Optical images from the Hubble Space Telescope and X-ray images from the Chandra X-ray Observatory are combined in the image below, allowing scientists to capture quasar bursts around a supermassive black hole 6 billion light years away. The quasar is labelled RX J1131-1231, and its data has enabled the measurement of the black hole's spin at more than half the speed of light. Assisted by the magnification produced by gravitational lensing, it is the most distant measurement of this type ever taken, giving us an unprecedented look at the extreme violence taking place on the very edges of the Universe, 6 billion years back in time.
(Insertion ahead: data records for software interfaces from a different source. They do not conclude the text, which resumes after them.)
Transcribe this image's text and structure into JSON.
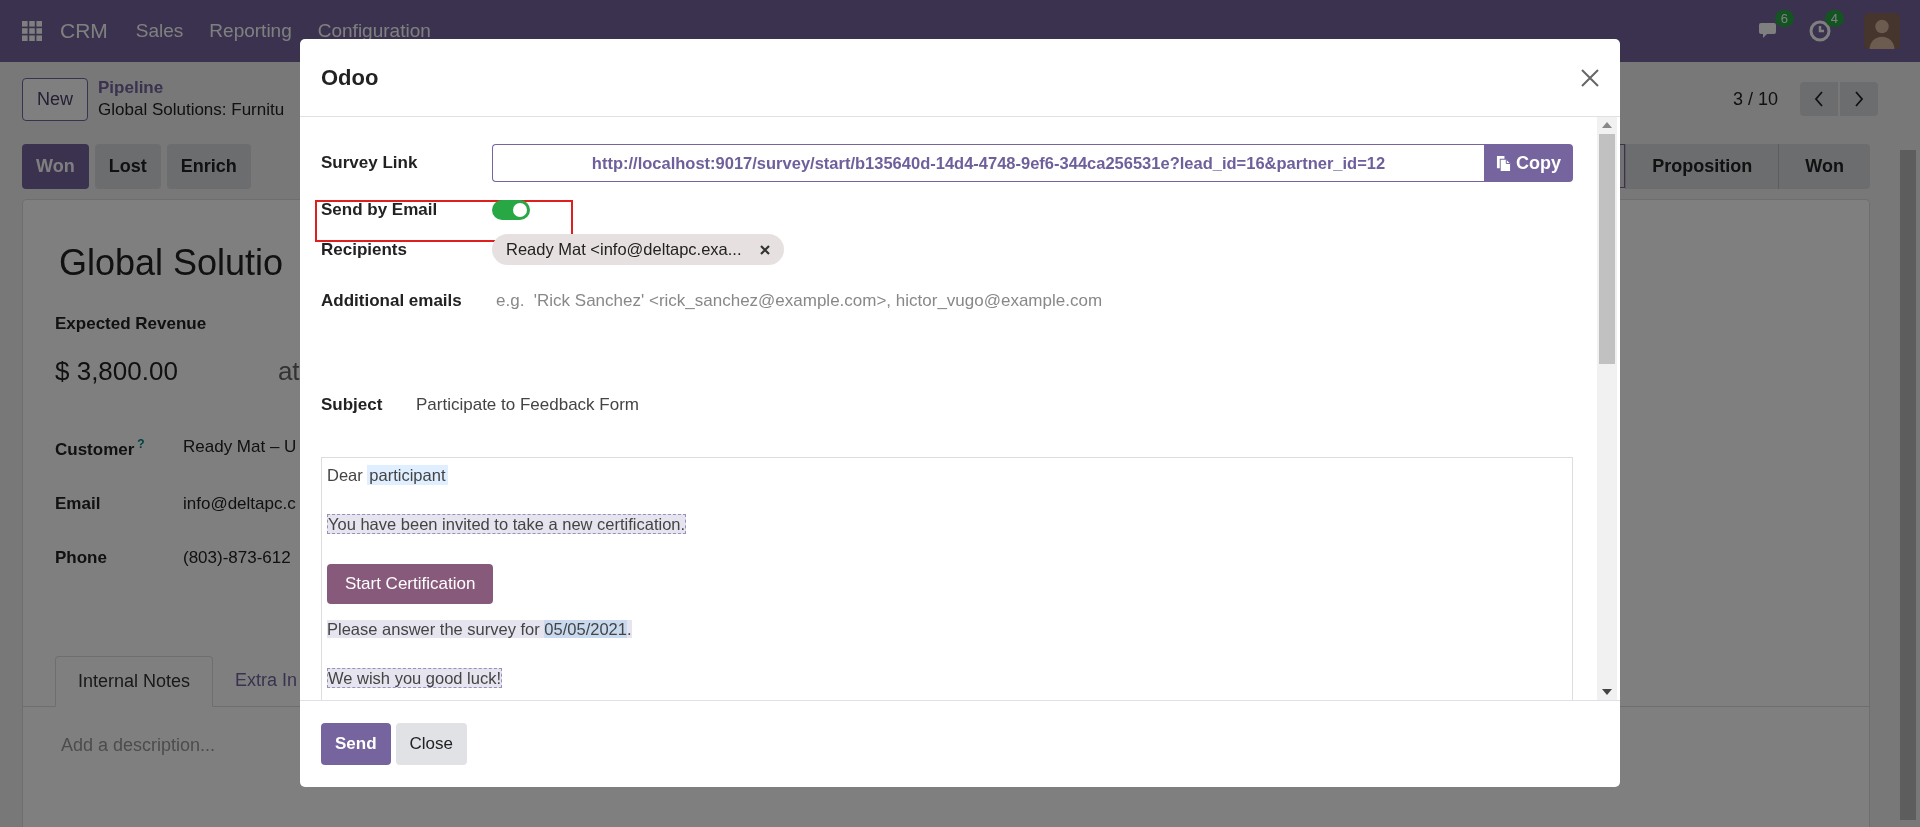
{
  "navbar": {
    "app": "CRM",
    "menus": [
      "Sales",
      "Reporting",
      "Configuration"
    ],
    "messages_count": "6",
    "activities_count": "4"
  },
  "control_panel": {
    "new_button": "New",
    "breadcrumb": "Pipeline",
    "record_title": "Global Solutions: Furnitu",
    "pager": "3 / 10"
  },
  "actions": [
    {
      "label": "Won",
      "primary": true
    },
    {
      "label": "Lost",
      "primary": false
    },
    {
      "label": "Enrich",
      "primary": false
    }
  ],
  "stages": [
    {
      "label": "Proposition",
      "selected": false
    },
    {
      "label": "Won",
      "selected": false
    }
  ],
  "record": {
    "title": "Global Solutio",
    "revenue_label": "Expected Revenue",
    "revenue": "$ 3,800.00",
    "revenue_suffix": "at",
    "fields": [
      {
        "label": "Customer",
        "help": "?",
        "value": "Ready Mat – U"
      },
      {
        "label": "Email",
        "value": "info@deltapc.c"
      },
      {
        "label": "Phone",
        "value": "(803)-873-612"
      }
    ],
    "tabs": [
      {
        "label": "Internal Notes",
        "selected": true
      },
      {
        "label": "Extra In",
        "selected": false
      }
    ],
    "description_placeholder": "Add a description..."
  },
  "dialog": {
    "title": "Odoo",
    "survey_link": {
      "label": "Survey Link",
      "value": "http://localhost:9017/survey/start/b135640d-14d4-4748-9ef6-344ca256531e?lead_id=16&partner_id=12",
      "copy": "Copy"
    },
    "send_by_email": {
      "label": "Send by Email",
      "on": true
    },
    "recipients": {
      "label": "Recipients",
      "tags": [
        "Ready Mat <info@deltapc.exa..."
      ]
    },
    "additional_emails": {
      "label": "Additional emails",
      "placeholder": "e.g.  'Rick Sanchez' <rick_sanchez@example.com>, hictor_vugo@example.com"
    },
    "subject": {
      "label": "Subject",
      "value": "Participate to Feedback Form"
    },
    "body": {
      "greeting": "Dear",
      "greeting_field": "participant",
      "invitation": "You have been invited to take a new certification.",
      "start_button": "Start Certification",
      "deadline": "Please answer the survey for",
      "deadline_field": "05/05/2021",
      "deadline_end": ".",
      "closing": "We wish you good luck!"
    },
    "buttons": [
      {
        "label": "Send",
        "primary": true
      },
      {
        "label": "Close",
        "primary": false
      }
    ]
  }
}
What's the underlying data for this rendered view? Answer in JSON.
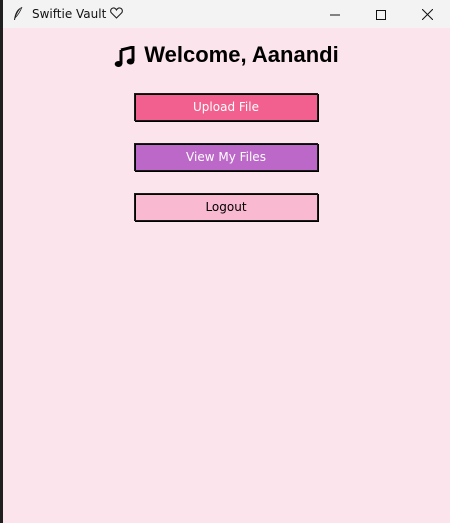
{
  "window": {
    "title": "Swiftie Vault",
    "title_suffix_icon": "heart-icon",
    "app_icon": "feather-icon",
    "controls": [
      "minimize-icon",
      "maximize-icon",
      "close-icon"
    ]
  },
  "main": {
    "welcome_icon": "music-note-icon",
    "welcome_text": "Welcome, Aanandi",
    "buttons": {
      "upload_label": "Upload File",
      "view_label": "View My Files",
      "logout_label": "Logout"
    }
  },
  "colors": {
    "background": "#fbe4ec",
    "upload": "#f2608f",
    "view": "#bb68c8",
    "logout": "#f9b9d0"
  }
}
|Winter: Orion Canis Major Canis Minor Monoceros Lepus Eridanus Taurus Auriga Camelopardalis Lynx Gemini Cancer|
|Spring: Hydra Sextans Crater Corvus Leo Leo Minor Ursa Major Ursa Minor Canes Venatici Coma Berenices Virgo Bootes|
|Summer: Draco Corona Borealis Hercules Ophiuchus Serpens Libra Scorpius Sagittarius Scutum Aquila Sagitta Vulpecula Lyra Cygnus|
|Autumn: Andromeda Perseus Pegasus Cassiopeia Cepheus Cetus Lacerta Delphinus Equuleus Capricornus Aquarius Pisces Aries Triangulum|
|Southern Skies: Centaurus Crux Lupus Corona Australis Piscis Australis Sculptor Tucana Fornax Dorado Columba Puppis Carina Vela|